> What you will do:
Each line of the listing that contains the word "Solving" is to be copied.

> Data for this exercise:
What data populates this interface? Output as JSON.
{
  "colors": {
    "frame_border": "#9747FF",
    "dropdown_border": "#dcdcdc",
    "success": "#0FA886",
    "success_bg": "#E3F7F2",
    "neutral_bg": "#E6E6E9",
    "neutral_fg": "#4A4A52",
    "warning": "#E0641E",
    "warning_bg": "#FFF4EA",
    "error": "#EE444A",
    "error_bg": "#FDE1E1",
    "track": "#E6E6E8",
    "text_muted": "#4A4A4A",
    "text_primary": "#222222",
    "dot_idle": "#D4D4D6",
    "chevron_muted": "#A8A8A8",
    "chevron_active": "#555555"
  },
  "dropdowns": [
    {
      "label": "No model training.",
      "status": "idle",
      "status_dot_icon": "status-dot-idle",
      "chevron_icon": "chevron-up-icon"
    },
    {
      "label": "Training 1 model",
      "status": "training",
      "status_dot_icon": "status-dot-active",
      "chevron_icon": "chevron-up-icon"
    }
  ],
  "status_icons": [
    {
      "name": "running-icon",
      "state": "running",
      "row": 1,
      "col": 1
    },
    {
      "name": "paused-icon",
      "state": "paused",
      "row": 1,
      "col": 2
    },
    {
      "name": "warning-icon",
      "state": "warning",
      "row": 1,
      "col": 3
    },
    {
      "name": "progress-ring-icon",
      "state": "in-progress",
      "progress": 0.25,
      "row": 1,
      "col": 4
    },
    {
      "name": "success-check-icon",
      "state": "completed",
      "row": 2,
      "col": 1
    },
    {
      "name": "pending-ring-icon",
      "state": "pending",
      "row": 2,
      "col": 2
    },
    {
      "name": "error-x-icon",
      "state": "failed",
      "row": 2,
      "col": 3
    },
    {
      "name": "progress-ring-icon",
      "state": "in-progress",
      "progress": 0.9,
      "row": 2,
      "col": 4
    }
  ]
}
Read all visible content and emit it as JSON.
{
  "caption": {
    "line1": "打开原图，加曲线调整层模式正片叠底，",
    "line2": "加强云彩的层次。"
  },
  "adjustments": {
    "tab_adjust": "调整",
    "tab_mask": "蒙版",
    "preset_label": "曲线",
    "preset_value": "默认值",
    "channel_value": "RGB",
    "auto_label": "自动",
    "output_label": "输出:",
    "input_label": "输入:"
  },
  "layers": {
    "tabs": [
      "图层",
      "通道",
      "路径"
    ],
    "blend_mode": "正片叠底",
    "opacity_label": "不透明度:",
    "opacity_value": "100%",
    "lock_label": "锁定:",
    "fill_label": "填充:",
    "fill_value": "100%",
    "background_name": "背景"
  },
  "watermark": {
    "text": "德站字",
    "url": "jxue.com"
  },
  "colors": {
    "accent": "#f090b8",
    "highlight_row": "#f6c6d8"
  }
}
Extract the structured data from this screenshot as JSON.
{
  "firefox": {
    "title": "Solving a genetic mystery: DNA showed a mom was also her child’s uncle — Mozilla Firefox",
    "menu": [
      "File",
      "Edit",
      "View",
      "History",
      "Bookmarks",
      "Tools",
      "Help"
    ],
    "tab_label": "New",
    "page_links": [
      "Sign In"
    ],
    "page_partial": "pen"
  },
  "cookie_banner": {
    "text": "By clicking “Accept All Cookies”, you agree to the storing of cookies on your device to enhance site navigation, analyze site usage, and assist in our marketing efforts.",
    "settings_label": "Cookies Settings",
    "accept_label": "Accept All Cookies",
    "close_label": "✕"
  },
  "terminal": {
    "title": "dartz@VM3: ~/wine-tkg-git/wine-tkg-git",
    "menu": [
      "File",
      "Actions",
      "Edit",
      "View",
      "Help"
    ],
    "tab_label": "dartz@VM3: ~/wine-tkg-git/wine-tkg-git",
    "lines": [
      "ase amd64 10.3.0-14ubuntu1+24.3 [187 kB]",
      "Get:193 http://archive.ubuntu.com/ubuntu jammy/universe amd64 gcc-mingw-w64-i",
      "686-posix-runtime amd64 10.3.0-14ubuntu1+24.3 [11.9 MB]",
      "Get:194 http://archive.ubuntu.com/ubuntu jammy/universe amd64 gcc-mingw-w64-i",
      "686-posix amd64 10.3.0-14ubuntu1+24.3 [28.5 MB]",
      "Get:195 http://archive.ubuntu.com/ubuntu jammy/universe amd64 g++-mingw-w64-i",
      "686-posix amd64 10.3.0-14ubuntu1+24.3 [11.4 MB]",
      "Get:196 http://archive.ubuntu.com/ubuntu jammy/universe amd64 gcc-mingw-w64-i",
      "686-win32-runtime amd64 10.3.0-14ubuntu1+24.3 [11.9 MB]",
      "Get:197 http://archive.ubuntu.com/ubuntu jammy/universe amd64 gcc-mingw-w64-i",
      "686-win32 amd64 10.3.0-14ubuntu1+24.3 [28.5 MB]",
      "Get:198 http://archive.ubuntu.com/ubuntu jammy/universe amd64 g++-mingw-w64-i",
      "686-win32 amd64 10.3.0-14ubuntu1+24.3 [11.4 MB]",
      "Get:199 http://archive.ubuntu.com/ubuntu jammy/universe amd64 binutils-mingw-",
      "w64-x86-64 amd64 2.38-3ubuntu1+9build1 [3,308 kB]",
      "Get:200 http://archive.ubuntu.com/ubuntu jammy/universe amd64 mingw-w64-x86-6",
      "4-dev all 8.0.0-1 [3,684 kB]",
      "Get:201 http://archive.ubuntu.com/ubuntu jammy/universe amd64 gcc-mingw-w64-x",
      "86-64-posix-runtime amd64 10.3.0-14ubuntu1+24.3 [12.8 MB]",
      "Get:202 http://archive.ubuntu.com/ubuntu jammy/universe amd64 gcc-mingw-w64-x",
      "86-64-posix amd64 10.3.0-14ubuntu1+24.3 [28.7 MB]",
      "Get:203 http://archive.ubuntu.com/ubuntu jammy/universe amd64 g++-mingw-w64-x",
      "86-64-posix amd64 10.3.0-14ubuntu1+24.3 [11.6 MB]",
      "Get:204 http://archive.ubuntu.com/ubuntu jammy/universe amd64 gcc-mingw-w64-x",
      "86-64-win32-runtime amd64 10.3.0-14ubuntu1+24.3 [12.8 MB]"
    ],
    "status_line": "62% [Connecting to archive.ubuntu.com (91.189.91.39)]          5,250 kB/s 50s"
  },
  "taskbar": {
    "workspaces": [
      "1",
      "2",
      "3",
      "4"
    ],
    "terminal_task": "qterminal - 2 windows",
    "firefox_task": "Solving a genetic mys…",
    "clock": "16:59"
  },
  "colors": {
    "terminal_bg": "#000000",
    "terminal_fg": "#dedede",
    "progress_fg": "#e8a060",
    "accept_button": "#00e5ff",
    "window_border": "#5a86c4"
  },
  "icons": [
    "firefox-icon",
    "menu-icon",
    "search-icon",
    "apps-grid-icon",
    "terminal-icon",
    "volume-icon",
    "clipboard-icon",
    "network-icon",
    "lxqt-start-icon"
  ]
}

> Answer:
    "title": "Solving a genetic mystery: DNA showed a mom was also her child’s uncle — Mozilla Firefox",
    "firefox_task": "Solving a genetic mys…",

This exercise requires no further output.